The University of Manchester Library also holds the Papers of Michael Schmidt, which relate to Schmidt's own literary work, and also include appointment diaries covering the whole period of Carcanet's existence, as well as notebooks relating to modern and contemporary poetry. The Papers of Stephen Raw are also held at the Library; Raw has been Carcanet's book jacket designer since 1985, and his papers consist exclusively of material relating to his Carcanet work. In addition, the Library holds the papers of a number of Carcanet authors, namely: David Arkell; Brian Cox (and the related archive of the Manchester-based literary journal, Critical Quarterly which Cox co-founded); Dawson Jackson; Grevel Lindop; C.B. McCully; and Giovanni Pontiero. All of these archives are managed as part of the Modern Literary Archives Programme. The Library also holds the Carcanet Press Book Collection, which complements the archive by including most of the books which have been published by Carcanet since its earliest days; it should, however, be noted that coverage of the Press's poetry output in the book collection is more comprehensive than critical works which have appeared under the Press's imprint.

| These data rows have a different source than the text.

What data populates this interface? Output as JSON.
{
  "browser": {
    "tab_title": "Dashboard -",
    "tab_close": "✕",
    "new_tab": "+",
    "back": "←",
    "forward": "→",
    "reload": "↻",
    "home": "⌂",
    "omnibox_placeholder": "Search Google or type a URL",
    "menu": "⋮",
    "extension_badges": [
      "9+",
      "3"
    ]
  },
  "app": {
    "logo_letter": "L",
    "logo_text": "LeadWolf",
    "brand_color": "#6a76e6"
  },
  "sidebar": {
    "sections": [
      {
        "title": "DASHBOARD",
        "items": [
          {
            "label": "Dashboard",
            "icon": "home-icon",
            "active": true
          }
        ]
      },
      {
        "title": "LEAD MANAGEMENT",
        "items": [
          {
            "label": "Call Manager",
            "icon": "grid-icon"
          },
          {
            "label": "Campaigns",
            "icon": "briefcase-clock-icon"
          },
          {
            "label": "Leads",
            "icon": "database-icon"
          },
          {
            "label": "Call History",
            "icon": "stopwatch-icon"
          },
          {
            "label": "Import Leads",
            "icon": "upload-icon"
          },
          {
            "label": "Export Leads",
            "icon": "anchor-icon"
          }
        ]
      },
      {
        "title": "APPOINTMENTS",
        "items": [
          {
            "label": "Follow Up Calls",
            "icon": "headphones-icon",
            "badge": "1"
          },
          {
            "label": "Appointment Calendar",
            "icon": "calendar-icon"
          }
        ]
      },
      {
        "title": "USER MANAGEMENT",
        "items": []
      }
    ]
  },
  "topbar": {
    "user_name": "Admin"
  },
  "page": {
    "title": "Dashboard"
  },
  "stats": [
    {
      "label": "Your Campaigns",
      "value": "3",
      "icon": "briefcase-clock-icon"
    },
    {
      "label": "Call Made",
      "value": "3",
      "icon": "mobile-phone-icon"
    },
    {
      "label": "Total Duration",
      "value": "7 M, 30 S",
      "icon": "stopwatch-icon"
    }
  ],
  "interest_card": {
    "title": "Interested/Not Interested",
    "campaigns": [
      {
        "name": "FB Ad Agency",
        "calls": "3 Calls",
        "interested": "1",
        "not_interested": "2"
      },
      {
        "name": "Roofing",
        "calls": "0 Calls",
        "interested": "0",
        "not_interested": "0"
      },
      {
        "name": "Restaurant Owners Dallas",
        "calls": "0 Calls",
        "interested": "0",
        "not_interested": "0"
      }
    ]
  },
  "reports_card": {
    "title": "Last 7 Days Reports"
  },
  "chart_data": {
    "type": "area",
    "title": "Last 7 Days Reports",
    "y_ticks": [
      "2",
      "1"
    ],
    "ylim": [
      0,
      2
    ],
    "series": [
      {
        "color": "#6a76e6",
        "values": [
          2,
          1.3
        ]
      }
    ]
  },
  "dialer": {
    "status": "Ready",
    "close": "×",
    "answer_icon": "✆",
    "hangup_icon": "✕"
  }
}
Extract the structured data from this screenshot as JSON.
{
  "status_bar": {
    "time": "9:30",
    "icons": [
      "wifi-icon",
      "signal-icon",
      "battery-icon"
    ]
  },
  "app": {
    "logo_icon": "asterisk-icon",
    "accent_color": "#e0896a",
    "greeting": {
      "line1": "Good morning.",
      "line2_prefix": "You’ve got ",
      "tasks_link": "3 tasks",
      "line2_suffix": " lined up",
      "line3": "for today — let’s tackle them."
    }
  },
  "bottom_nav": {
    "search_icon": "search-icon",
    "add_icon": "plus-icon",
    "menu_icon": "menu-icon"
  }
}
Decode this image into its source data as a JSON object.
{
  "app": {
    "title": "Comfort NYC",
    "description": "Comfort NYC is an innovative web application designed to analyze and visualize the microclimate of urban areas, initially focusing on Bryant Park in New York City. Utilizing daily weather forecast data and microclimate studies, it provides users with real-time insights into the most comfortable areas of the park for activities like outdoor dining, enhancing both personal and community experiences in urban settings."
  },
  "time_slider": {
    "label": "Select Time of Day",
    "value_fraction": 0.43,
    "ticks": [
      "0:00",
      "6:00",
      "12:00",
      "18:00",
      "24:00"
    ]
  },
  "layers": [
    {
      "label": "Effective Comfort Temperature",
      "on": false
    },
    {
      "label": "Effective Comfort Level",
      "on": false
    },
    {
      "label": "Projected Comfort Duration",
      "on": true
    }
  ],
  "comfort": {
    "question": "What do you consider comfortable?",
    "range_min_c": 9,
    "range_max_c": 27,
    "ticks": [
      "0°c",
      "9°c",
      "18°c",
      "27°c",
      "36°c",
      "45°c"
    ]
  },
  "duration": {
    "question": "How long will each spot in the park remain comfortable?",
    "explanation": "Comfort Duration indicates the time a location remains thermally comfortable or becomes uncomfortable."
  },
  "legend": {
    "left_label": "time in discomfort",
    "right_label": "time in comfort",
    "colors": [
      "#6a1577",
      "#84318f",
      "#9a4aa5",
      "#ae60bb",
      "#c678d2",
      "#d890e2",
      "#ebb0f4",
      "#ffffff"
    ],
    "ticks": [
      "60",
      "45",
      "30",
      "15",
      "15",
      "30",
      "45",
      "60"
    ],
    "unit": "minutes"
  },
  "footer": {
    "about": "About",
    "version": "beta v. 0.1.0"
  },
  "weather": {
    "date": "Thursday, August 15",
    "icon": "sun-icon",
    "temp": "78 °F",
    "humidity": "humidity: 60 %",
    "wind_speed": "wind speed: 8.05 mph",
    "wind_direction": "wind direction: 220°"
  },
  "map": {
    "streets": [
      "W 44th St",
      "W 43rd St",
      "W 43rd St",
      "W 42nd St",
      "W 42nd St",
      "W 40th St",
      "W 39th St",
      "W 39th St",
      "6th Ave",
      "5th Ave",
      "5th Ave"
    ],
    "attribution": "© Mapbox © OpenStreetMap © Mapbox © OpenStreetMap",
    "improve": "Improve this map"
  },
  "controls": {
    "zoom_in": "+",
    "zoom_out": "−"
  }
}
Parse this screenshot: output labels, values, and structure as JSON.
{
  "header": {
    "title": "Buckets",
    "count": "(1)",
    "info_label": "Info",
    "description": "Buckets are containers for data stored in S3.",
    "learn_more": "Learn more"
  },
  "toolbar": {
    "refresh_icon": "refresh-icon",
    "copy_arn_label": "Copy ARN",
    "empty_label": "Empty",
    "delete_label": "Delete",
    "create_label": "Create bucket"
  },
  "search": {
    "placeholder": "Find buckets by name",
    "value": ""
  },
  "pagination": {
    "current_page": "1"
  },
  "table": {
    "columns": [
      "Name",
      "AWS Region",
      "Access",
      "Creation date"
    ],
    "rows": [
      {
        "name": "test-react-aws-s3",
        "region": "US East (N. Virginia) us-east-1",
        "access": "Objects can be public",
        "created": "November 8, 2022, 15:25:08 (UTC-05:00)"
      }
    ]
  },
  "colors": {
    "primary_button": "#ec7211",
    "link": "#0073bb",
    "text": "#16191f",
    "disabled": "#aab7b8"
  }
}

Much of the information about Carcanet Press's history is contained in the archive itself. However, the following publications have proved useful in compiling this catalogue.

Mark Fisher (ed.), Letters to an editor (Manchester: Carcanet Press, 1989).

Stella K. Halkyard and C.B. McCully, ' "Thoughts of inventive brains and the rich effusions of deep hearts": some of the twentieth-century literary archives of the John Rylands University Library of Manchester', Bulletin of the John Rylands University Library of Manchester, vol. 77, no. 2 (summer 1995), pp. 105-121.

PN Review tenth year index, with an introduction by Michael Schmidt (Manchester: Poetry Nation Review, 1982).

Geographical Names